This is the fourth article in a series about stepfamilies and the holidays.

Q: What are some important questions to consider before becoming a stepfamily?

A: In an article on the PsychCentral website titled "The Key to Celebrating Holidays With Multiple Family Loyalties," author Dr. Marie Hartwell-Walker reminds readers most of the time children of divorce did not want the divorce. They sometimes worry they are to blame. They have loyalties to both parents. Children frequently wish to get their original families back to whatever they feel is "normal."

A quotation from Erma Bombeck states, "You hear a lot of dialogue on the death of the American family. Families aren't dying. They're merging into big conglomerates." Christmas and other holidays are times when children feel the most loss of their biological families or experience the myth of how things might have been. Stepfamily partners have to remember the remarried adults are coming from a whole different place than the children, who, most of the time, struggle especially during holidays with pining after their biological families.

The key to creating success in stepfamilies is flexibility in the adults. They need to respect and understand how their children feel and work toward meeting the needs of the children. In an article by Jennifer Wolf in 2014 About.com, she proposes 10 issues to examine before becoming a stepfamily. Wolf is an expert on single parenting. She recommends these considerations before remarriage or cohabitation.

First is the problem of how to make adult relationships a priority when living with the children. Partnerships require time and nurture to survive. Couples should plan to continue dating or spending weekends away. A second significant task is how to help the children adjust. They will have mixed feelings about moving in with new family members. Stepfamilies mean sharing the love and affection of biological parents. Potential partners need to discuss how to help the children adjust. Examples include scheduling one-on-one time with each child, both biological and stepchildren. Emphasis needs to be on minimizing jealousy.

The third issue is how to handle finances. There will be more combined income, most likely. But adults need to figure how to share their money. Will checking accounts or debit cards be combined or separate? How will decisions about how to spend money be decided? What about decisions about money for ex-spouses and biological children? Will all financial decisions be discussed and shared?

Budgets need to be established and followed by both parties.

The next question for stepfamilies is where to live. This issue will be one of the first questions from the kids, and is especially significant when the adults live in two different places far apart. When someone has to move, couples need to carefully discuss pros and cons regarding the decision. The recommendation is to reach an agreement so neither one will resent the other.

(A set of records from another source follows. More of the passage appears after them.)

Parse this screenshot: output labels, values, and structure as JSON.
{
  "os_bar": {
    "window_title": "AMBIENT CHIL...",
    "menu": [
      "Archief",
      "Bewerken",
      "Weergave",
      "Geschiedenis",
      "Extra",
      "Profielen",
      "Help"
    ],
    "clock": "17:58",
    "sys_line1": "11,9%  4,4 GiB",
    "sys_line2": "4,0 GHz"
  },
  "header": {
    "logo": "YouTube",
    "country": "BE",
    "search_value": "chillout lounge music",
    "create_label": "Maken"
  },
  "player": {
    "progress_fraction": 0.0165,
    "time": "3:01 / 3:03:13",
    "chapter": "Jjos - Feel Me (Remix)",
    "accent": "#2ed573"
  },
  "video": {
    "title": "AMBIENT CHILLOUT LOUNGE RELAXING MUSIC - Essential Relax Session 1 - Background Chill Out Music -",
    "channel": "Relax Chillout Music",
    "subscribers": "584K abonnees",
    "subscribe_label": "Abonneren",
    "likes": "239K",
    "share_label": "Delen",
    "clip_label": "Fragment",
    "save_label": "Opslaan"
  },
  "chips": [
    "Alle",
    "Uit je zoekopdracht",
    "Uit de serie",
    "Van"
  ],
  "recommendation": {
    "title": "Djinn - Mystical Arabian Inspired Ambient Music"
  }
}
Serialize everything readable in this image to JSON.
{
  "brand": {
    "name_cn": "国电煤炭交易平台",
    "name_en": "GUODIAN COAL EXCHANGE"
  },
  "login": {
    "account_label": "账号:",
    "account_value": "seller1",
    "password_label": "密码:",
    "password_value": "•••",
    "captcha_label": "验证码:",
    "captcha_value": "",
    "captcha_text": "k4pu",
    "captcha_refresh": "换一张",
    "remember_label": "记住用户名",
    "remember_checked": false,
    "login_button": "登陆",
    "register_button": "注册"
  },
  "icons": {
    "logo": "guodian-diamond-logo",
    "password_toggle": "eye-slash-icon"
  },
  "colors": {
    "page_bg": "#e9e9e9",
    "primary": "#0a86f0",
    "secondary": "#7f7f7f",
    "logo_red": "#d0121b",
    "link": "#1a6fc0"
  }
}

But such a goal is difficult to achieve. Children might have different opinions about where they want to live or with whom they want to live. Other considerations are quality of schools and available neighborhoods suitable for children. Whoever moves might have to cover additional transportation costs. Moving might affect children's relationships with both parents, one because of grieving the loss of the parent who no longer lives close and one because of resenting the parent who decides to move away. Last, some children do not adapt to change as well as others, and that resistance can be a problem.

Partners need to think about how they want to develop stepsibling relationships. Suggestions would include regular family outings, movie nights and game nights. Adults need to realize forcing stepsibling relationships is not recommended. They take considerable time to solidify. Children need to have time to get to know each other. Some stepsiblings do not develop close or affectionate relationships. But they can learn to respect one another.

Another important issue to settle is discipline, as well as planning how to intervene with stepchildren. Forming a set of rules for the family ahead of time is best. Impending partners should not fight about discipline strategies in the presence of the children.

Another really touchy problem is relationships with ex-spouses. Neither stepparent should meddle in the steppartner's former spouse relationship. Both new partners need to stay focused on their stepfamily relationships.

Another need for stepfamilies is a good support system -- family, friends, neighbors, other stepfamilies. What's more, there needs to be time made for extended family members with children. These relationships are particularly important for holidays, birthdays, special occasions, school programs and sporting events. Parents have to make conscious efforts to remember to include all extended family members from both sides, especially or even more with stepfamilies who have multiple ex-families.

* Next week's article will discuss how to deal with difficult relatives in stepfamilies.

Judy Caprez is associate professor of social work at Fort Hays State

University. Send your questions in care of the department of

sociology and social work.